1. These appeals arise out of a decision of the District Judge of Bankurah reversing the decision of the Assistant Settlement Officer of the same place. The appeals arise out of proceedings under Sections 105 and 105-A of the Bengal Tenancy Act. The entry in the Record of Eights was that the lands in question were not rent-free tenures, but were liable to pay rent. The defendants contended that the lands in fact were rent-free and the application was dismissed by the Judge in the first Court who held that the tenures were rent-free tenures.
2. Three points have been urged in this appeal on behalf of the appellants. Firstly, it is said that the District Judge was wrong in relying on certain evidence namely, a chitta and jamabandi prepared in connexion with the resumption proceedings in 1843, but prepared before such resumption proceedings; Secondly, it is said that the appellate Court has not considered the presumption which arises from the fact that there is no evidence that rent has ever been paid in respect of these lands. Thirdly, it is said that the question of onus has not been properly considered by the lower appellate Court.
3. Now, as I have already stated, the first point relates to the chitta and the jamabandi. The resumption proceedings are not in evidence and in my opinion that being so the chitta and jamabandi should not have been considered by the Court below. That is in accordance with the decision in Ram Chander Sao v. Bunsee dhur Naik  9 Cal. 741. The head-note is as follows:
Chittas made by Government for its own private use are nothing more than documents prepared for the information of the Collector and not evidence against private persons for the purpose of proving that the lands described therein are or are not of a particular character or tenure.
4. The learned Chief Justice Garth, in delivering the judgment of the Court states at page 743 that having regard to the object of the chitta and to the way in which it was prepared it cannot be made evidence under Section 83 of the Evidence Act. The chitta there was prepared by the then Collector with a view to resumption proceedings being taken. It seems to me that the facts there are on all fours with the facts of the present case.
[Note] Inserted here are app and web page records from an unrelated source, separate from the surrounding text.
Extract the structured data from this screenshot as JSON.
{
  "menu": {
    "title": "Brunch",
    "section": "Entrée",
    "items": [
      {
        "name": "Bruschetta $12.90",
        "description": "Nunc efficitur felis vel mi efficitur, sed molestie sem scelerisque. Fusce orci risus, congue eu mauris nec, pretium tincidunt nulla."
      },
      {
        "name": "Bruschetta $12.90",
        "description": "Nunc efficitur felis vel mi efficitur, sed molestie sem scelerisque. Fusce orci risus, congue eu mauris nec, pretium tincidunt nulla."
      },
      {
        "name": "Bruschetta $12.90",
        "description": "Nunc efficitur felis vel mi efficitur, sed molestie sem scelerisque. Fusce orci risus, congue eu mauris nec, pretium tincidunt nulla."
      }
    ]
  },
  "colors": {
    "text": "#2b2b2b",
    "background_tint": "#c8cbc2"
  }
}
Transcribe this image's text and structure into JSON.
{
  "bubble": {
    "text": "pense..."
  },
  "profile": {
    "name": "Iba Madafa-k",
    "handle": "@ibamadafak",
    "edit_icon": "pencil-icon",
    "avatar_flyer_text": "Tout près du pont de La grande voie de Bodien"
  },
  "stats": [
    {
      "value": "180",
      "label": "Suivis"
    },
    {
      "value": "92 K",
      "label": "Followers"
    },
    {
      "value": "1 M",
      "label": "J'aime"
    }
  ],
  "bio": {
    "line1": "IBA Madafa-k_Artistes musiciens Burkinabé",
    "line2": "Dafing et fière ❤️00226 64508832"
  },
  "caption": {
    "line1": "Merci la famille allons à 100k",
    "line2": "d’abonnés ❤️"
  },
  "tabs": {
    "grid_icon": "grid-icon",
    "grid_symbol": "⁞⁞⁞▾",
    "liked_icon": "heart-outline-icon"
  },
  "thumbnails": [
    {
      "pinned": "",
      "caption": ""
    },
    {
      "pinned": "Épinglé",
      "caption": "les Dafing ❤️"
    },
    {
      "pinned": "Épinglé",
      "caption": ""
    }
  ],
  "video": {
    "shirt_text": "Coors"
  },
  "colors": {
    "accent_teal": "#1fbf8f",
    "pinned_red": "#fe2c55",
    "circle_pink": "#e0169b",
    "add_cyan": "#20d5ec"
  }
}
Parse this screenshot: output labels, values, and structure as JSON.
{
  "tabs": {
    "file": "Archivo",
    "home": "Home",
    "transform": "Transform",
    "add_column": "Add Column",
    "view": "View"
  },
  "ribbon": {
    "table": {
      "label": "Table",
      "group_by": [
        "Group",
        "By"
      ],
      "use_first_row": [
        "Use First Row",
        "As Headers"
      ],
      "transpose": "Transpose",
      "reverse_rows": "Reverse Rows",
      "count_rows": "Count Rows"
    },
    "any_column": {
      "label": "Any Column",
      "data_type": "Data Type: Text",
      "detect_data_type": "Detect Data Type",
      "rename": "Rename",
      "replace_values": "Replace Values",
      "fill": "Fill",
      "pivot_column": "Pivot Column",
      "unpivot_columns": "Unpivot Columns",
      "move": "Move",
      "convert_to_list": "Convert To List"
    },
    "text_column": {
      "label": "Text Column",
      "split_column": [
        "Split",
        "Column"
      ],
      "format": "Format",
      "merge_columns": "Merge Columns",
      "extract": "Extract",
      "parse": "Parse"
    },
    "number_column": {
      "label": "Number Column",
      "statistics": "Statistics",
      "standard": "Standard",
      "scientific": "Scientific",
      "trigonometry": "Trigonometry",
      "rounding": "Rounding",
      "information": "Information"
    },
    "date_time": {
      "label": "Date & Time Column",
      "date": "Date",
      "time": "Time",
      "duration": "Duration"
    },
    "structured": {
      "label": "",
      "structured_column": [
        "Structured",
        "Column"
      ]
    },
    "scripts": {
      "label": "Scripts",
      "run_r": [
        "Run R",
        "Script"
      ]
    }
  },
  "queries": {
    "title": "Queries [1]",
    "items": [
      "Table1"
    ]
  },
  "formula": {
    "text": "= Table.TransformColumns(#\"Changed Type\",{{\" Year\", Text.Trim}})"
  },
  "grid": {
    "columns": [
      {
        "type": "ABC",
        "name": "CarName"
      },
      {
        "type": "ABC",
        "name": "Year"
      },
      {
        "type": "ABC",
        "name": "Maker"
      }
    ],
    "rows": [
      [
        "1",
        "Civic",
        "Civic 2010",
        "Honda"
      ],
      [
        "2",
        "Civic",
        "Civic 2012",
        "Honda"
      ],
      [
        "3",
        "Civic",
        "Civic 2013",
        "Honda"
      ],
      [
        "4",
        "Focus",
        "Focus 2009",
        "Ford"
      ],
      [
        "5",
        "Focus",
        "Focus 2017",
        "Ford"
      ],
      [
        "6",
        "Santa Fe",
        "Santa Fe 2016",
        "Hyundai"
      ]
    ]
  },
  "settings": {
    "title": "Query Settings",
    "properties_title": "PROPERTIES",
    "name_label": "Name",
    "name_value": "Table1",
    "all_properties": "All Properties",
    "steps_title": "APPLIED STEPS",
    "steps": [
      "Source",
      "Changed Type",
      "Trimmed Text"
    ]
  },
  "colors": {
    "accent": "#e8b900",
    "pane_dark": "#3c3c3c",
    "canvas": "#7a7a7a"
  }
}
Towards the end of his judgment he states that if the resumption proceedings had been put in, and it had been shown that the defendants ancestors claimed the land as lakheraj and were defeated, I agree that the chitta coupled with the resumption proceedings, would have been admissible to prove that the land was not rent free.
5. I think that the chitta per se is not evidence in this suit. On behalf of the respondent various decisions were cited to us and it was urged that although the chitta may not have been admissible under Section 83 it was admissible under Section 13 of the Evidence Act. The case most relied on behalf of the respondent was the case of Upendra Nath Ghose v. Chairman of the Calcutta Corporation  16 C.W.N. 116. The document there that was in question was the map of Mr. Billon, and the learned Chief Justice, in delivering the judgment of the Court, states that in his opinion the map was admissible if not under Section 83 still under Section 13 of the Evidence Act. I do not know the circumstances under which Mr. Billon’s map was prepared and it may have been prepared under circumstances which would have made it admissible in evidence under Section 13 of the Evidence Act. But I do not think that this decision can be taken as an authority that the chitta in the case before us is admissible under the provisions of Section 13. The chitta was merely a document produced from the Collectorate. We do not know if it was acted on for the purpose of the resumption proceedings or if in fact reliance was placed upon it by Government for the purpose of resumption proceedings. In the absence of some such evidence I cannot see how it can be taken as an assertion of right by Government which would entitle it per se to be admissible under Section 13. I do not think for the reasons I have indicated that the chitta and jamabandi were admissible in evidence In the circumstances of this case or that they should have been relied on by the learned Judge in the Court below for the purpose of arriving at a decision as to whether the lands were lakheraj ornot.
6. So far as the other two questions are concerned no doubt the entry in the Record of Eights is in favour of the respondent, and this being so, although the initial onus lay on the plaintiff in the suit that onus has been removed by the entry in the Record of Eights. But so far as the entry in the Record of Eights is concerned there is this to be said against it, namely, the fact that there is no evidence whatever on the record that rent has ever been paid in respect of the lands in suit. This seems to me to be sufficient to rebut the presumption arising in the plaintiff’s favour by reason of the entry in the Record of Eights. The learned Judge, as already appears from my judgment, has been guided in his decision by evidence which we hold to be inadmissible.
7. I think the proper course will be that the matter should now go back to the Court below in order that the learned Judge should re-consider the question after excluding the evidence of the chitta and the jamabandi prepared in connexion with the resumption proceedings of 1843 and he will accordingly re-hear the appeal upon the evidence on the record excluding these documents and arrive at a decision and finally dispose of the matter.
8. This judgment will govern all the four appeals which are before us S.A. Nos. 1184 and 1185 of 1925 and M.A. Nos. 214 and 215 of 1925.
9. The costs of the appeals S.A. Nos. 1184 and 1185, to this Court will abide the result of the remand to the Court below. We assess the hearing-fee in each appeal at one gold mohur.
10. We allow no costs in M.A. Nos. 214 and 215 of 1925.
11. I agree.